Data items

# # # # #

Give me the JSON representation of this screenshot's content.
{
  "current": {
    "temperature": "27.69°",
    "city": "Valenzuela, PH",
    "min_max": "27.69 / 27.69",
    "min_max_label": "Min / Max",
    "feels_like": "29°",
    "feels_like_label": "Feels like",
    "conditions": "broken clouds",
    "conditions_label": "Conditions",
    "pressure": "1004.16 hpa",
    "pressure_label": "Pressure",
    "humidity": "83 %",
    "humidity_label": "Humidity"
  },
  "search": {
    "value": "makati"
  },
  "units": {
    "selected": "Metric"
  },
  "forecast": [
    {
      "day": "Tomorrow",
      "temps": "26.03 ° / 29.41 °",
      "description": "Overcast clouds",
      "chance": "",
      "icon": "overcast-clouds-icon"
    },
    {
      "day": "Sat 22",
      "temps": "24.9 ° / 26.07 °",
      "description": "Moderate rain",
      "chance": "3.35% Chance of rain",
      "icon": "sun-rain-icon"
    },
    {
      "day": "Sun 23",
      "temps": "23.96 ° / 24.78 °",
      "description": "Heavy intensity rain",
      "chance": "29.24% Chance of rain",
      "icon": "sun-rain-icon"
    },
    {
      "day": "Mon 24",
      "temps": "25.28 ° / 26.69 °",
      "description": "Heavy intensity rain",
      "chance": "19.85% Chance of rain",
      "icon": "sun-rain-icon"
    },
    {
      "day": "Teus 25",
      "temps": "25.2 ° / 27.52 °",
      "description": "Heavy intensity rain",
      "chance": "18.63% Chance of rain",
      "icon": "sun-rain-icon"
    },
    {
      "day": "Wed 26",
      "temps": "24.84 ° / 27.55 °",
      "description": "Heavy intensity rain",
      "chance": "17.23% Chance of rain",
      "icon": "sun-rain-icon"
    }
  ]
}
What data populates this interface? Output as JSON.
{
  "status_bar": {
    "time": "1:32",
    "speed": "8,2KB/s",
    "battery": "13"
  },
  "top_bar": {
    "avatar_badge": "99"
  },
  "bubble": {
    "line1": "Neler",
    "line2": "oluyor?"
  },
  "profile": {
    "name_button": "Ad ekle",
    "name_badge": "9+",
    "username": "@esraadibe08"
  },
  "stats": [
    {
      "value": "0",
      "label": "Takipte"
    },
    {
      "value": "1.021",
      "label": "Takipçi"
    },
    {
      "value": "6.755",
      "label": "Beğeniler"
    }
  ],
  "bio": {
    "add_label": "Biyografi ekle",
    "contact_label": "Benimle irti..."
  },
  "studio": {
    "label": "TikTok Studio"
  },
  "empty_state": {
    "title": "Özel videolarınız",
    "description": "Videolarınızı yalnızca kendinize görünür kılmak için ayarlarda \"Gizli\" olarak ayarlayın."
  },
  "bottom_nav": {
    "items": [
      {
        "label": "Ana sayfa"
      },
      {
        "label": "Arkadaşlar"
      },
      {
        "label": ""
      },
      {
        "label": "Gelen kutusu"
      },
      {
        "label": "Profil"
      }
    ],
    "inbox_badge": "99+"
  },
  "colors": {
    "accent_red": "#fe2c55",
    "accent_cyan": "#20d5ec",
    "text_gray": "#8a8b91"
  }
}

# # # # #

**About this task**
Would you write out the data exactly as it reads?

**Result for this exercise**
Give me the JSON representation of this screenshot's content.
{
  "current": {
    "temperature": "27.69°",
    "city": "Valenzuela, PH",
    "min_max": "27.69 / 27.69",
    "min_max_label": "Min / Max",
    "feels_like": "29°",
    "feels_like_label": "Feels like",
    "conditions": "broken clouds",
    "conditions_label": "Conditions",
    "pressure": "1004.16 hpa",
    "pressure_label": "Pressure",
    "humidity": "83 %",
    "humidity_label": "Humidity"
  },
  "search": {
    "value": "makati"
  },
  "units": {
    "selected": "Metric"
  },
  "forecast": [
    {
      "day": "Tomorrow",
      "temps": "26.03 ° / 29.41 °",
      "description": "Overcast clouds",
      "chance": "",
      "icon": "overcast-clouds-icon"
    },
    {
      "day": "Sat 22",
      "temps": "24.9 ° / 26.07 °",
      "description": "Moderate rain",
      "chance": "3.35% Chance of rain",
      "icon": "sun-rain-icon"
    },
    {
      "day": "Sun 23",
      "temps": "23.96 ° / 24.78 °",
      "description": "Heavy intensity rain",
      "chance": "29.24% Chance of rain",
      "icon": "sun-rain-icon"
    },
    {
      "day": "Mon 24",
      "temps": "25.28 ° / 26.69 °",
      "description": "Heavy intensity rain",
      "chance": "19.85% Chance of rain",
      "icon": "sun-rain-icon"
    },
    {
      "day": "Teus 25",
      "temps": "25.2 ° / 27.52 °",
      "description": "Heavy intensity rain",
      "chance": "18.63% Chance of rain",
      "icon": "sun-rain-icon"
    },
    {
      "day": "Wed 26",
      "temps": "24.84 ° / 27.55 °",
      "description": "Heavy intensity rain",
      "chance": "17.23% Chance of rain",
      "icon": "sun-rain-icon"
    }
  ]
}
What data populates this interface? Output as JSON.
{
  "status_bar": {
    "time": "1:32",
    "speed": "8,2KB/s",
    "battery": "13"
  },
  "top_bar": {
    "avatar_badge": "99"
  },
  "bubble": {
    "line1": "Neler",
    "line2": "oluyor?"
  },
  "profile": {
    "name_button": "Ad ekle",
    "name_badge": "9+",
    "username": "@esraadibe08"
  },
  "stats": [
    {
      "value": "0",
      "label": "Takipte"
    },
    {
      "value": "1.021",
      "label": "Takipçi"
    },
    {
      "value": "6.755",
      "label": "Beğeniler"
    }
  ],
  "bio": {
    "add_label": "Biyografi ekle",
    "contact_label": "Benimle irti..."
  },
  "studio": {
    "label": "TikTok Studio"
  },
  "empty_state": {
    "title": "Özel videolarınız",
    "description": "Videolarınızı yalnızca kendinize görünür kılmak için ayarlarda \"Gizli\" olarak ayarlayın."
  },
  "bottom_nav": {
    "items": [
      {
        "label": "Ana sayfa"
      },
      {
        "label": "Arkadaşlar"
      },
      {
        "label": ""
      },
      {
        "label": "Gelen kutusu"
      },
      {
        "label": "Profil"
      }
    ],
    "inbox_badge": "99+"
  },
  "colors": {
    "accent_red": "#fe2c55",
    "accent_cyan": "#20d5ec",
    "text_gray": "#8a8b91"
  }
}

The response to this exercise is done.